“We’ve put tariffs on $250 billion in Chinese goods and that number could more than double,” he told CEOs from around the region.
“We hope for better, but the United States will not change course until China changes its ways.”
President Donald Trump decided to skip the summit in Papua New Guinea, leaving the door open for Xi who arrived two days earlier for a state visit and has been the undoubted star of the show.
The APEC summit of leaders from 21 countries across the region has developed into a tussle for influence between an increasingly assertive China and a more withdrawn US.
In contrast to Trump, Xi arrived before the summit, opening a new road and a school in Port Moresby and holding talks with Pacific Island leaders.

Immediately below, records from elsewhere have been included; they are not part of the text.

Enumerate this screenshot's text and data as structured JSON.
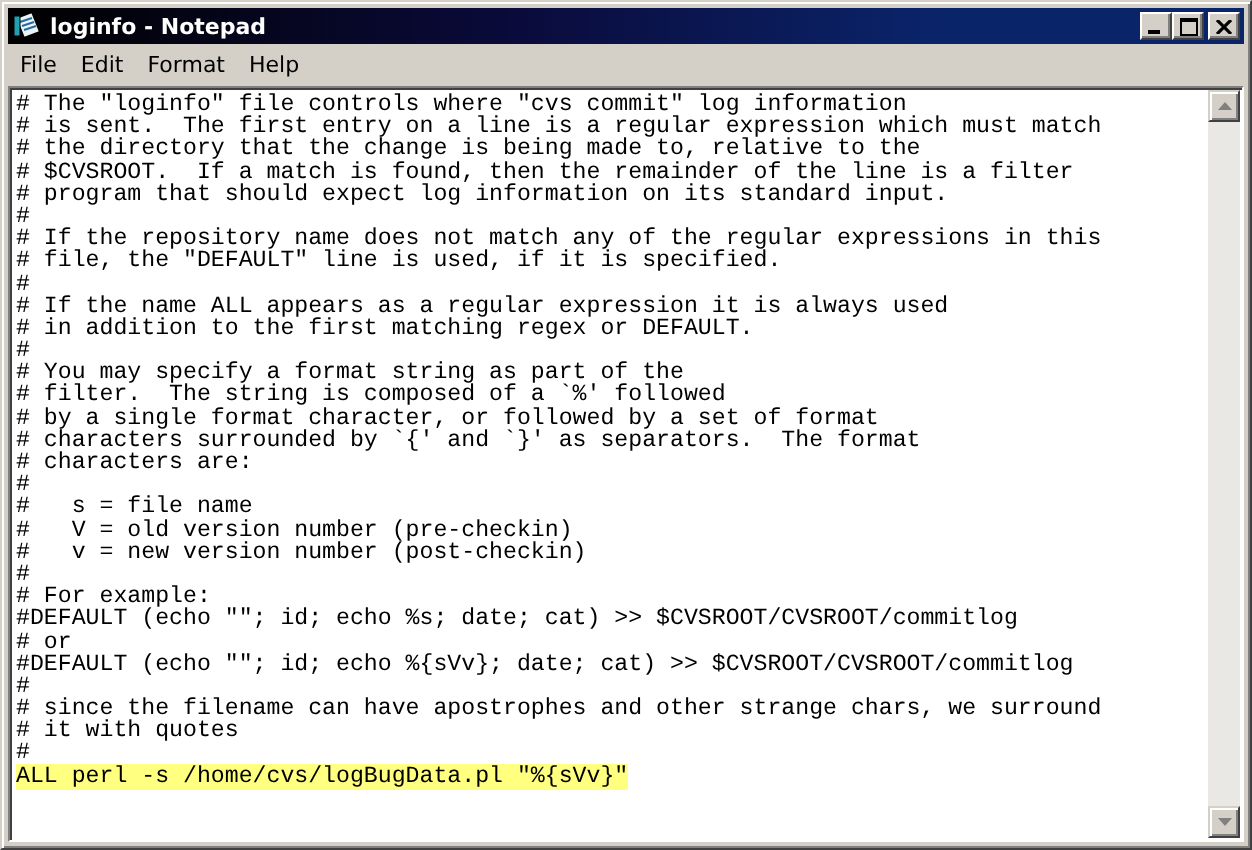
{
  "window": {
    "title": "loginfo - Notepad"
  },
  "menu": [
    {
      "label": "File"
    },
    {
      "label": "Edit"
    },
    {
      "label": "Format"
    },
    {
      "label": "Help"
    }
  ],
  "editor": {
    "lines": [
      {
        "text": "# The \"loginfo\" file controls where \"cvs commit\" log information",
        "selected": false
      },
      {
        "text": "# is sent.  The first entry on a line is a regular expression which must match",
        "selected": false
      },
      {
        "text": "# the directory that the change is being made to, relative to the",
        "selected": false
      },
      {
        "text": "# $CVSROOT.  If a match is found, then the remainder of the line is a filter",
        "selected": false
      },
      {
        "text": "# program that should expect log information on its standard input.",
        "selected": false
      },
      {
        "text": "#",
        "selected": false
      },
      {
        "text": "# If the repository name does not match any of the regular expressions in this",
        "selected": false
      },
      {
        "text": "# file, the \"DEFAULT\" line is used, if it is specified.",
        "selected": false
      },
      {
        "text": "#",
        "selected": false
      },
      {
        "text": "# If the name ALL appears as a regular expression it is always used",
        "selected": false
      },
      {
        "text": "# in addition to the first matching regex or DEFAULT.",
        "selected": false
      },
      {
        "text": "#",
        "selected": false
      },
      {
        "text": "# You may specify a format string as part of the",
        "selected": false
      },
      {
        "text": "# filter.  The string is composed of a `%' followed",
        "selected": false
      },
      {
        "text": "# by a single format character, or followed by a set of format",
        "selected": false
      },
      {
        "text": "# characters surrounded by `{' and `}' as separators.  The format",
        "selected": false
      },
      {
        "text": "# characters are:",
        "selected": false
      },
      {
        "text": "#",
        "selected": false
      },
      {
        "text": "#   s = file name",
        "selected": false
      },
      {
        "text": "#   V = old version number (pre-checkin)",
        "selected": false
      },
      {
        "text": "#   v = new version number (post-checkin)",
        "selected": false
      },
      {
        "text": "#",
        "selected": false
      },
      {
        "text": "# For example:",
        "selected": false
      },
      {
        "text": "#DEFAULT (echo \"\"; id; echo %s; date; cat) >> $CVSROOT/CVSROOT/commitlog",
        "selected": false
      },
      {
        "text": "# or",
        "selected": false
      },
      {
        "text": "#DEFAULT (echo \"\"; id; echo %{sVv}; date; cat) >> $CVSROOT/CVSROOT/commitlog",
        "selected": false
      },
      {
        "text": "#",
        "selected": false
      },
      {
        "text": "# since the filename can have apostrophes and other strange chars, we surround",
        "selected": false
      },
      {
        "text": "# it with quotes",
        "selected": false
      },
      {
        "text": "#",
        "selected": false
      },
      {
        "text": "ALL perl -s /home/cvs/logBugData.pl \"%{sVv}\"",
        "selected": true
      }
    ]
  }
}
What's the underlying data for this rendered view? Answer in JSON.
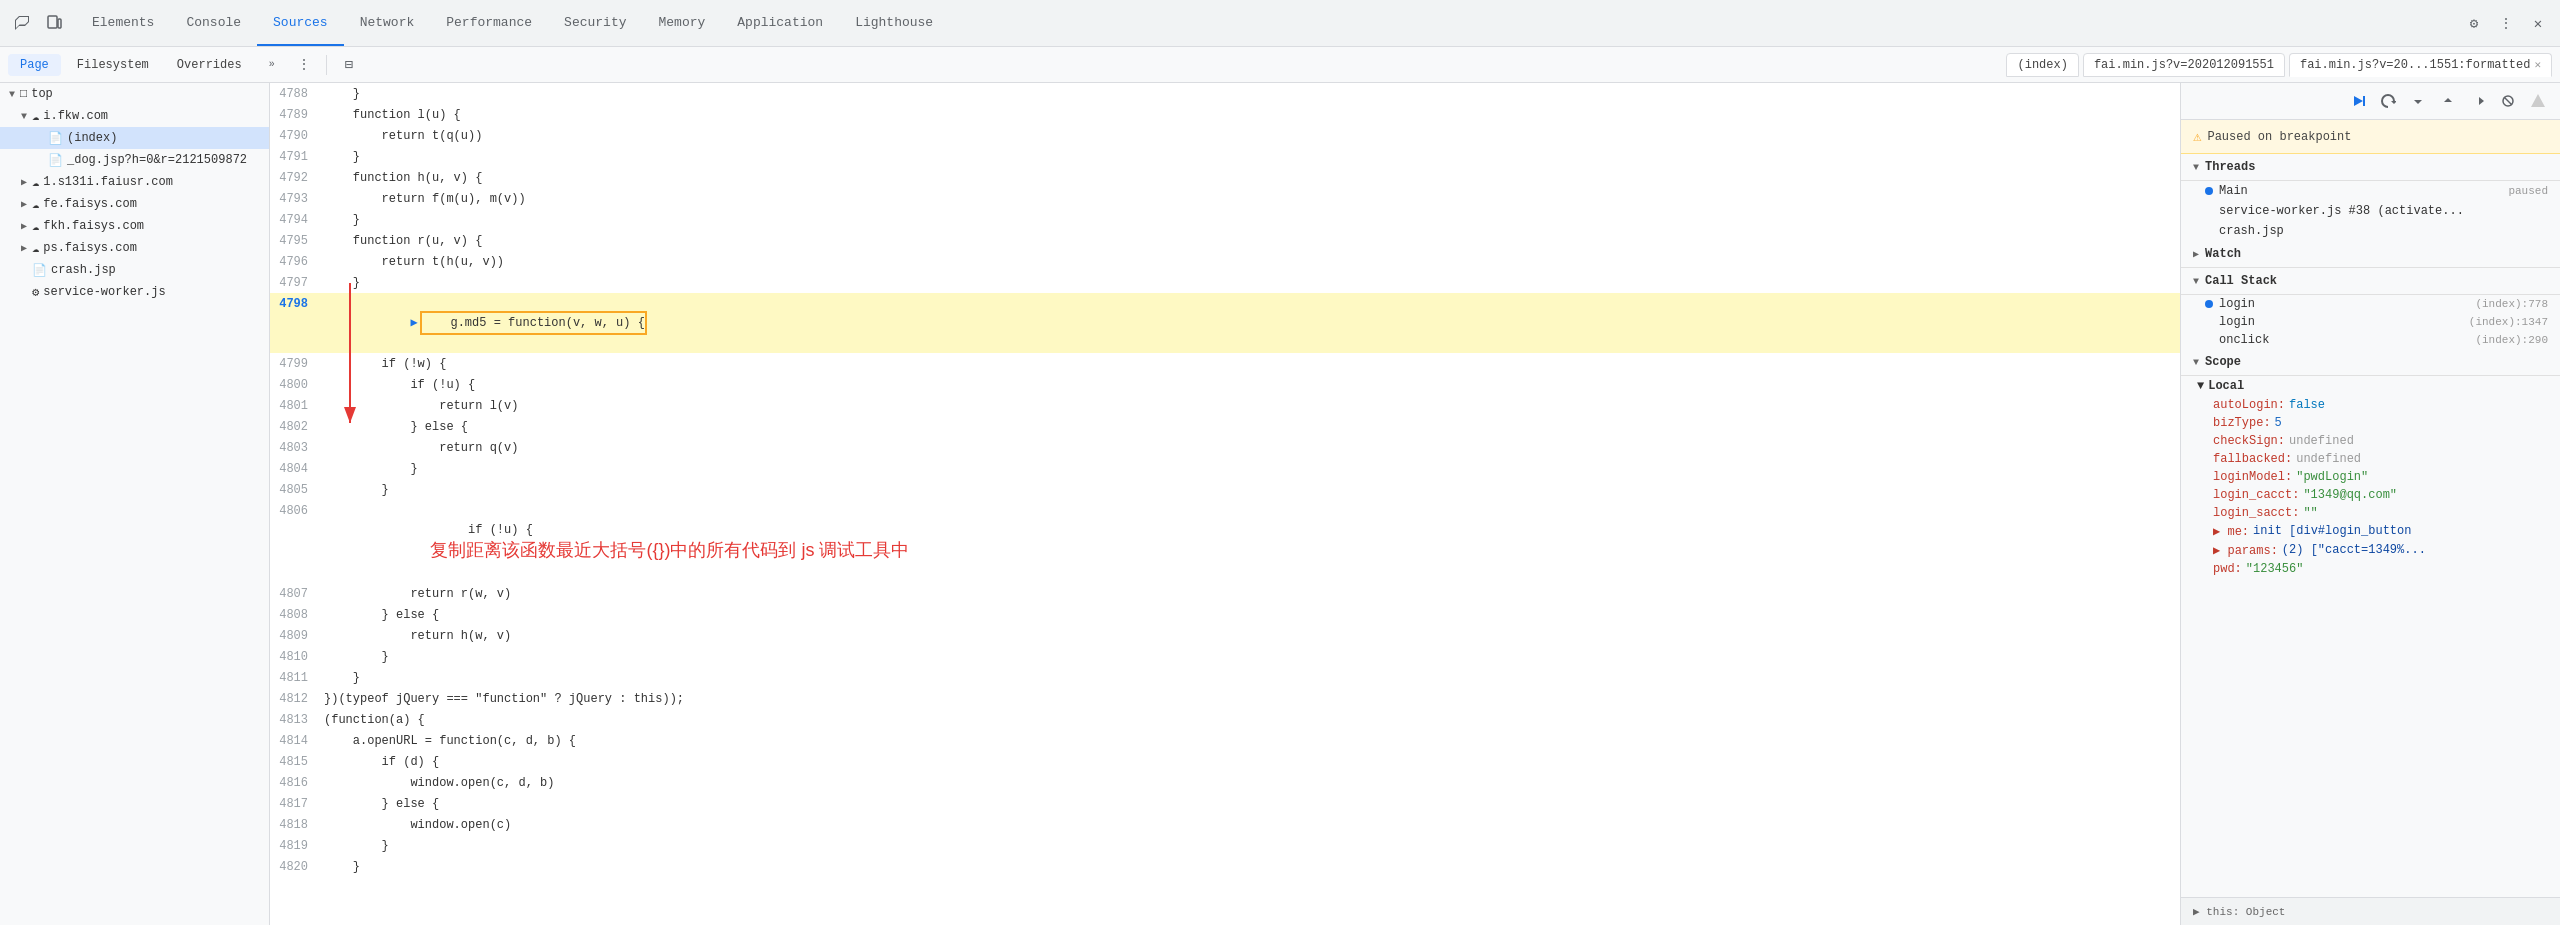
{
  "toolbar": {
    "tabs": [
      {
        "label": "Elements",
        "active": false
      },
      {
        "label": "Console",
        "active": false
      },
      {
        "label": "Sources",
        "active": true
      },
      {
        "label": "Network",
        "active": false
      },
      {
        "label": "Performance",
        "active": false
      },
      {
        "label": "Security",
        "active": false
      },
      {
        "label": "Memory",
        "active": false
      },
      {
        "label": "Application",
        "active": false
      },
      {
        "label": "Lighthouse",
        "active": false
      }
    ]
  },
  "subtabs": {
    "left": [
      {
        "label": "Page",
        "active": true
      },
      {
        "label": "Filesystem",
        "active": false
      },
      {
        "label": "Overrides",
        "active": false
      }
    ],
    "files": [
      {
        "label": "(index)",
        "active": false,
        "closeable": false
      },
      {
        "label": "fai.min.js?v=202012091551",
        "active": false,
        "closeable": false
      },
      {
        "label": "fai.min.js?v=20...1551:formatted",
        "active": true,
        "closeable": true
      }
    ]
  },
  "filetree": [
    {
      "indent": 0,
      "type": "folder",
      "label": "top",
      "expanded": true
    },
    {
      "indent": 1,
      "type": "cloud",
      "label": "i.fkw.com",
      "expanded": true
    },
    {
      "indent": 2,
      "type": "file",
      "label": "(index)",
      "selected": true
    },
    {
      "indent": 2,
      "type": "file",
      "label": "_dog.jsp?h=0&r=2121509872"
    },
    {
      "indent": 1,
      "type": "cloud",
      "label": "1.s131i.faiusr.com",
      "expanded": false
    },
    {
      "indent": 1,
      "type": "cloud",
      "label": "fe.faisys.com",
      "expanded": false
    },
    {
      "indent": 1,
      "type": "cloud",
      "label": "fkh.faisys.com",
      "expanded": false
    },
    {
      "indent": 1,
      "type": "cloud",
      "label": "ps.faisys.com",
      "expanded": false
    },
    {
      "indent": 1,
      "type": "file",
      "label": "crash.jsp"
    },
    {
      "indent": 1,
      "type": "worker",
      "label": "service-worker.js"
    }
  ],
  "code": {
    "lines": [
      {
        "num": 4788,
        "text": "    }"
      },
      {
        "num": 4789,
        "text": "    function l(u) {"
      },
      {
        "num": 4790,
        "text": "        return t(q(u))"
      },
      {
        "num": 4791,
        "text": "    }"
      },
      {
        "num": 4792,
        "text": "    function h(u, v) {"
      },
      {
        "num": 4793,
        "text": "        return f(m(u), m(v))"
      },
      {
        "num": 4794,
        "text": "    }"
      },
      {
        "num": 4795,
        "text": "    function r(u, v) {"
      },
      {
        "num": 4796,
        "text": "        return t(h(u, v))"
      },
      {
        "num": 4797,
        "text": "    }"
      },
      {
        "num": 4798,
        "text": "    g.md5 = function(v, w, u) {",
        "highlighted": true,
        "breakpoint": true
      },
      {
        "num": 4799,
        "text": "        if (!w) {"
      },
      {
        "num": 4800,
        "text": "            if (!u) {"
      },
      {
        "num": 4801,
        "text": "                return l(v)"
      },
      {
        "num": 4802,
        "text": "            } else {"
      },
      {
        "num": 4803,
        "text": "                return q(v)"
      },
      {
        "num": 4804,
        "text": "            }"
      },
      {
        "num": 4805,
        "text": "        }"
      },
      {
        "num": 4806,
        "text": "        if (!u) {",
        "annotation": true
      },
      {
        "num": 4807,
        "text": "            return r(w, v)"
      },
      {
        "num": 4808,
        "text": "        } else {"
      },
      {
        "num": 4809,
        "text": "            return h(w, v)"
      },
      {
        "num": 4810,
        "text": "        }"
      },
      {
        "num": 4811,
        "text": "    }"
      },
      {
        "num": 4812,
        "text": "})(typeof jQuery === \"function\" ? jQuery : this));"
      },
      {
        "num": 4813,
        "text": "(function(a) {"
      },
      {
        "num": 4814,
        "text": "    a.openURL = function(c, d, b) {"
      },
      {
        "num": 4815,
        "text": "        if (d) {"
      },
      {
        "num": 4816,
        "text": "            window.open(c, d, b)"
      },
      {
        "num": 4817,
        "text": "        } else {"
      },
      {
        "num": 4818,
        "text": "            window.open(c)"
      },
      {
        "num": 4819,
        "text": "        }"
      },
      {
        "num": 4820,
        "text": "    }"
      }
    ],
    "annotation_text": "复制距离该函数最近大括号({})中的所有代码到 js 调试工具中",
    "annotation_line": 4806
  },
  "right_panel": {
    "pause_text": "Paused on breakpoint",
    "sections": {
      "threads": {
        "label": "Threads",
        "items": [
          {
            "name": "Main",
            "status": "paused",
            "dot": true
          },
          {
            "name": "service-worker.js #38 (activate...",
            "status": "",
            "dot": false
          },
          {
            "name": "crash.jsp",
            "status": "",
            "dot": false
          }
        ]
      },
      "watch": {
        "label": "Watch"
      },
      "callstack": {
        "label": "Call Stack",
        "items": [
          {
            "name": "login",
            "loc": "(index):778",
            "dot": true
          },
          {
            "name": "login",
            "loc": "(index):1347",
            "dot": false
          },
          {
            "name": "onclick",
            "loc": "(index):290",
            "dot": false
          }
        ]
      },
      "scope": {
        "label": "Scope",
        "local": {
          "label": "Local",
          "props": [
            {
              "key": "autoLogin:",
              "val": "false",
              "type": "bool"
            },
            {
              "key": "bizType:",
              "val": "5",
              "type": "num"
            },
            {
              "key": "checkSign:",
              "val": "undefined",
              "type": "undef"
            },
            {
              "key": "fallbacked:",
              "val": "undefined",
              "type": "undef"
            },
            {
              "key": "loginModel:",
              "val": "\"pwdLogin\"",
              "type": "str"
            },
            {
              "key": "login_cacct:",
              "val": "\"1349@qq.com\"",
              "type": "str"
            },
            {
              "key": "login_sacct:",
              "val": "\"\"",
              "type": "str"
            },
            {
              "key": "▶ me:",
              "val": "init [div#login_button",
              "type": "expand"
            },
            {
              "key": "▶ params:",
              "val": "(2) [\"cacct=1349%...",
              "type": "expand"
            },
            {
              "key": "pwd:",
              "val": "\"123456\"",
              "type": "str"
            }
          ]
        }
      }
    }
  },
  "status_bar": {
    "this_label": "▶ this: Object"
  }
}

Papua New Guinea rolled out the red carpet for the Chinese leader, with dozens of people from various tribes serenading him sporting parrot feathers, possum pelts and seashell necklaces.
In his speech, Pence lashed out in unusually strong terms at China’s Belt-and-Road initiative that sees China offering loans to poorer countries in the region to improve infrastructure.
The vice president encouraged Pacific nations to embrace the United States, which, he said, did not offer a “constricting belt or a one-way road.”
He said the terms of China’s loans were “opaque at best” and “too often, they come with strings attached and lead to staggering debt.”
As if pre-empting the criticism, Xi defended the plan amid attacks that it is akin to “chequebook diplomacy” to further Chinese interests in the region.
He denied there was a “hidden geopolitical agenda... nor is it a trap as some people have labelled it.”
And the Chinese leader warned that no one would gain from heightened tensions between the US and his emerging superpower.
“History has shown that confrontation — whether in the form of a cold war, hot war or trade war — will produce no winners,” he said.
Pence too stressed that Washington wanted a “better relationship” with Beijing.
“China has an honored place in our vision of a free and open Indo-Pacific, if it chooses to respect its neighbors’ sovereignty, embrace free, fair, and reciprocal trade, and uphold human rights and religious freedom,” he said.
He added that the United States would join forces with Australia in the development of a new naval base to be built in PNG’s Lombrum Naval Base on Manus island, in what is seen as a move to curb China’s influence in the Pacific.
Officially, the 21 leaders will discuss improving regional economic cooperation under the theme of “embracing the digital future” but the punchy speeches laid the ground for a tense gathering.
Foreign ministers meeting ahead of the summit were unable to publish a joint statement, apparently due to differences over language on World Trade Organization reform.
In the absence of Trump and Russian President Vladimir Putin, the summit itself has been relatively low-key and the focus has turned to the venue Port Moresby.
The capital of Papua New Guinea has been ranked as one of the least liveable cities for expatriates, with a high level of crime, often perpetrated by feared street gangs known as “raskols.”
Delegates have been advised not to venture out alone — especially after dark — and officials and journalists have been hosted on massive cruise ships moored in the harbor due to safety issues and a dearth of hotel rooms.
The run-up to the summit was also overshadowed by the purchase of 40 luxury Maserati cars that sparked anger in the poverty-hit country, which suffers from chronic health care and social problems.